╭─ STORED DATA
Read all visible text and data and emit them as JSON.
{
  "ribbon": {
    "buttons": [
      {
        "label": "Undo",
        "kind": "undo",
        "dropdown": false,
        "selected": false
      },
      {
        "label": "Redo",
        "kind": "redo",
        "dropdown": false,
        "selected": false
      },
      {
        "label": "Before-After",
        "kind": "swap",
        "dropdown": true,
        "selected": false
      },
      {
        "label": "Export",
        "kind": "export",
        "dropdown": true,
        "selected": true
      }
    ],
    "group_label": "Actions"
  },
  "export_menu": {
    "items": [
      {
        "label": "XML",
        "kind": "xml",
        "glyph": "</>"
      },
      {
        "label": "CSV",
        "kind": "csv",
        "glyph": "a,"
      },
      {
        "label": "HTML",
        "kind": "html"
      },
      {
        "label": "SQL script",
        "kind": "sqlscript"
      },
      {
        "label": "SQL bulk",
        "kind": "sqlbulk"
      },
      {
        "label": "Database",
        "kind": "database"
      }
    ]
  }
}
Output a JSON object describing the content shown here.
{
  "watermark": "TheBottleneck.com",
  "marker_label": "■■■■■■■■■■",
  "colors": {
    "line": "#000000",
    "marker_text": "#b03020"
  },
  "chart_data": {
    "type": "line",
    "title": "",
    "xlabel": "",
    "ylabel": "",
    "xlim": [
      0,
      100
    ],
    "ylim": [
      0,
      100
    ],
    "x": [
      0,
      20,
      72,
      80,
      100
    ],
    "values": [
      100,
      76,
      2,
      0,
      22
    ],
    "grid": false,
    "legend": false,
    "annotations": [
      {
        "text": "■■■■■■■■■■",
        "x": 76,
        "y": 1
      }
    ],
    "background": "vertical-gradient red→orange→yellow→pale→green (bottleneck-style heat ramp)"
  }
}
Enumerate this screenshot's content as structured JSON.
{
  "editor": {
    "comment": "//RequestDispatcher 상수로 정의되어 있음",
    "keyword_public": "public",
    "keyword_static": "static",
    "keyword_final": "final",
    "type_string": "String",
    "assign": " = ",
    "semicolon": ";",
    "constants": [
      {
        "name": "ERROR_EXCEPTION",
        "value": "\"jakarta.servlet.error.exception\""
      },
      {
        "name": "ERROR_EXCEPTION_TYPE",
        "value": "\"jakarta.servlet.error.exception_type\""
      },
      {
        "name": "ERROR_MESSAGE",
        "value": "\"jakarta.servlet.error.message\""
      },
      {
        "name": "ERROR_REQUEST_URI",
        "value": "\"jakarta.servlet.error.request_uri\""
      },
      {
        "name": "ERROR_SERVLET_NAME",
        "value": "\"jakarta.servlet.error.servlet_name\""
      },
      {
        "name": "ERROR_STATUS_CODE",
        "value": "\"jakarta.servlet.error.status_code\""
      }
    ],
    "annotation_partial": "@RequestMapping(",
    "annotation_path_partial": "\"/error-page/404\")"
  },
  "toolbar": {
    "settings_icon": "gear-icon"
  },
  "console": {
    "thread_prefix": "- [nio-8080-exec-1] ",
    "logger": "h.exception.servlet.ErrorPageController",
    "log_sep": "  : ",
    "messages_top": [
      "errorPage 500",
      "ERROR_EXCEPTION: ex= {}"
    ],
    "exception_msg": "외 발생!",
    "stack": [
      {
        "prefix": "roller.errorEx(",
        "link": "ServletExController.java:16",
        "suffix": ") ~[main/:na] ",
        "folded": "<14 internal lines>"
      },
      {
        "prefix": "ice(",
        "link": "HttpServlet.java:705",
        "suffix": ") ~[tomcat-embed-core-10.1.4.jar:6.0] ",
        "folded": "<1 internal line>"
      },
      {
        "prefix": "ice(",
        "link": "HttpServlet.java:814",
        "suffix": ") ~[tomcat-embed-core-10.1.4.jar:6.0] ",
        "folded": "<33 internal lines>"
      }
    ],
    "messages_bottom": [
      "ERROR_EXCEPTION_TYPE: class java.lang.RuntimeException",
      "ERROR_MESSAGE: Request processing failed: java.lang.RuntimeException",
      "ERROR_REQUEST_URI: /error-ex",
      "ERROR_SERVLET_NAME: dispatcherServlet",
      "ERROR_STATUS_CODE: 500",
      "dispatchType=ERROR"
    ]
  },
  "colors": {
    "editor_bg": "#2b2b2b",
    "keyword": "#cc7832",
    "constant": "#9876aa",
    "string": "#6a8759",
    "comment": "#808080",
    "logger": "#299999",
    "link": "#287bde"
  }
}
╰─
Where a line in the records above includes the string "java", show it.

        "link": "ServletExController.java:16",
        "link": "HttpServlet.java:705",
        "link": "HttpServlet.java:814",
      "ERROR_EXCEPTION_TYPE: class java.lang.RuntimeException",
      "ERROR_MESSAGE: Request processing failed: java.lang.RuntimeException",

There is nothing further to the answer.